What needs to be done
Figure out the number of lines in the data that hold the string "icon". Reply with that figure only.

App and web page records

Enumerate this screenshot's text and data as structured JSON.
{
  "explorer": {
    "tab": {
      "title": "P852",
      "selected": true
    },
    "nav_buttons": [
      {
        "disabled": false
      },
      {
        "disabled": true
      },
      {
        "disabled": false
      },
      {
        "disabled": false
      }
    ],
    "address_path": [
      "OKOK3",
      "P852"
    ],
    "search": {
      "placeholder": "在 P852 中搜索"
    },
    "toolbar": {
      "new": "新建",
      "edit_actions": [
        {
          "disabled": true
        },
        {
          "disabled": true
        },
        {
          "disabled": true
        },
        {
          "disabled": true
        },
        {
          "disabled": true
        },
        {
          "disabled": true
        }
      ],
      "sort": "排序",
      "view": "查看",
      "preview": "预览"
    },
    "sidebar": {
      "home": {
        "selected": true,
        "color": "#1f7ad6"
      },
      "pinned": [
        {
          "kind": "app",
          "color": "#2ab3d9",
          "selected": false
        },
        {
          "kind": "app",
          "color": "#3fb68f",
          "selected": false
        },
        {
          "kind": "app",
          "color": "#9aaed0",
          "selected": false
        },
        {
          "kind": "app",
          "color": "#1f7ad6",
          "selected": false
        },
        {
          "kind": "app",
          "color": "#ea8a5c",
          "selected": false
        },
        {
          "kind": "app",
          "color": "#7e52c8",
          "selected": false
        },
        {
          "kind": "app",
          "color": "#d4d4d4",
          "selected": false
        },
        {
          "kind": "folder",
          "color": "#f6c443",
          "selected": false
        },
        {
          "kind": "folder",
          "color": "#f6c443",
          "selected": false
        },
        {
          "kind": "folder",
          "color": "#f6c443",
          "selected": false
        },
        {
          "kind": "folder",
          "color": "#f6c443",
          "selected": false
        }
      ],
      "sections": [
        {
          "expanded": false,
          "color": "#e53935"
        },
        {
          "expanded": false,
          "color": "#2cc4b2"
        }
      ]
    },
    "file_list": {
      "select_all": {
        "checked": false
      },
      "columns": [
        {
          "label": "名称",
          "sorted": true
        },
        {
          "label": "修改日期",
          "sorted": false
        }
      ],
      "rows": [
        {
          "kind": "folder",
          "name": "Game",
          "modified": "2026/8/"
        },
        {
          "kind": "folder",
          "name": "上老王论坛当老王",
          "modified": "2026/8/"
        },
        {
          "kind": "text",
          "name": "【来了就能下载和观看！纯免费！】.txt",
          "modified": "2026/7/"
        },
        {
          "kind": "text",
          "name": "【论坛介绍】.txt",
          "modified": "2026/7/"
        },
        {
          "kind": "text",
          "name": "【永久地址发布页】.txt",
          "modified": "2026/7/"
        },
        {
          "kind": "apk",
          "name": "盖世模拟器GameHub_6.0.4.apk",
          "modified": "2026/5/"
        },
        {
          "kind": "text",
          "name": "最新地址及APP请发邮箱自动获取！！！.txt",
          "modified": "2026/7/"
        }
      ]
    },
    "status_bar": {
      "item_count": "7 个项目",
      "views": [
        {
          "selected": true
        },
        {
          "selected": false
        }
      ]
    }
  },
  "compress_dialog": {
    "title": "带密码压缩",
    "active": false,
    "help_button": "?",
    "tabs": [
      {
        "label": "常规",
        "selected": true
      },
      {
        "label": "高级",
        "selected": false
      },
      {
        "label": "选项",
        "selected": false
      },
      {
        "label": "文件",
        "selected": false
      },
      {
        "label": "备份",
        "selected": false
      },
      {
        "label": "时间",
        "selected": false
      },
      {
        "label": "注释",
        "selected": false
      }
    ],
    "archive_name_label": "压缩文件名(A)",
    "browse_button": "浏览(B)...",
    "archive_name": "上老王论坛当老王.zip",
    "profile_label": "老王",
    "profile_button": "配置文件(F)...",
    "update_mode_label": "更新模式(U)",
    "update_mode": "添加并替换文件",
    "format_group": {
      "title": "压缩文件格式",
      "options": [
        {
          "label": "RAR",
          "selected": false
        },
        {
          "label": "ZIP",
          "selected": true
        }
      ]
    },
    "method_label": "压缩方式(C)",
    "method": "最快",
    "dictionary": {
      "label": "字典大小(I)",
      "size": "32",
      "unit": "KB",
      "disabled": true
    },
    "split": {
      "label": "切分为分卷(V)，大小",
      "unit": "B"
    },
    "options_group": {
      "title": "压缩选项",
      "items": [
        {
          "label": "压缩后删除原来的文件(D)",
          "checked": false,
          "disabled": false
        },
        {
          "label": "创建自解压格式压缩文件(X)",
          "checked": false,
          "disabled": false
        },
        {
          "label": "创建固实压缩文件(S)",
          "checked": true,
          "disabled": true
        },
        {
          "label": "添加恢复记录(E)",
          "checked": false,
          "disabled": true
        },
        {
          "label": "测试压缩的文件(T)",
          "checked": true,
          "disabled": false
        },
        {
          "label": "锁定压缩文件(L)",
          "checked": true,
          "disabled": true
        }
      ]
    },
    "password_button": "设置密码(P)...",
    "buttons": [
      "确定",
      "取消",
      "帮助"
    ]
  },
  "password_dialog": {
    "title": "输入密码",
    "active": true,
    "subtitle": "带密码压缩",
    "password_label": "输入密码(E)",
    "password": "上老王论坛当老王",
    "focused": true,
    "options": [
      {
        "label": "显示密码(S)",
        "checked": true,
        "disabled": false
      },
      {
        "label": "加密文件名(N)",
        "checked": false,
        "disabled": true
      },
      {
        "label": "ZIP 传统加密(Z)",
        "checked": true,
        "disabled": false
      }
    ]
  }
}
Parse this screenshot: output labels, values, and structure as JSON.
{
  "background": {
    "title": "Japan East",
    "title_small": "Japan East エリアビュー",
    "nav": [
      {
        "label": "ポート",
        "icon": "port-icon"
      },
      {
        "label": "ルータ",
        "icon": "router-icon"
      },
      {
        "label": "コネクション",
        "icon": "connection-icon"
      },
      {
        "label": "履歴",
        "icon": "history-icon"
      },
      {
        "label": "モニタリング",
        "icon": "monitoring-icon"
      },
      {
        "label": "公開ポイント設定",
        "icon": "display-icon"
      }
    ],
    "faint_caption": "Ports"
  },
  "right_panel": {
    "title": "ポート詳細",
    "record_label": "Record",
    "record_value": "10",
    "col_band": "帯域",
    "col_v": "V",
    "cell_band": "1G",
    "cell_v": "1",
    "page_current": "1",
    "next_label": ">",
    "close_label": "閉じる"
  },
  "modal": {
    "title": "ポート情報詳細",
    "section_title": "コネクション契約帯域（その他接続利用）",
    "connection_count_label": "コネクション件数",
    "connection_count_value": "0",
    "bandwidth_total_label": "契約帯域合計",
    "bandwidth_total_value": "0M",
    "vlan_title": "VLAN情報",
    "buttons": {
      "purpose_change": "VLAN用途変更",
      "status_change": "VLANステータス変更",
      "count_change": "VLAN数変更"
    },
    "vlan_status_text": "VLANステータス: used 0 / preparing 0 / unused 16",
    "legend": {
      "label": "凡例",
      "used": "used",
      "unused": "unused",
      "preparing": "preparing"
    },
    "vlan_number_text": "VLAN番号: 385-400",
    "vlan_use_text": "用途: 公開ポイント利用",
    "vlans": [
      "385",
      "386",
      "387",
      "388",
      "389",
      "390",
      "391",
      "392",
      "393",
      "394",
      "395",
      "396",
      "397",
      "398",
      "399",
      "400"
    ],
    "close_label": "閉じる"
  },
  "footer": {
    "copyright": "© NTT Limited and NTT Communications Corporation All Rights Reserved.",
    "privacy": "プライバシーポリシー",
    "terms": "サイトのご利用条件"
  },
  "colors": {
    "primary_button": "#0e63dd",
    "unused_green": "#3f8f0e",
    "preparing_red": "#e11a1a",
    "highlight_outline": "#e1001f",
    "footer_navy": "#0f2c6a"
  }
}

Problem solution
6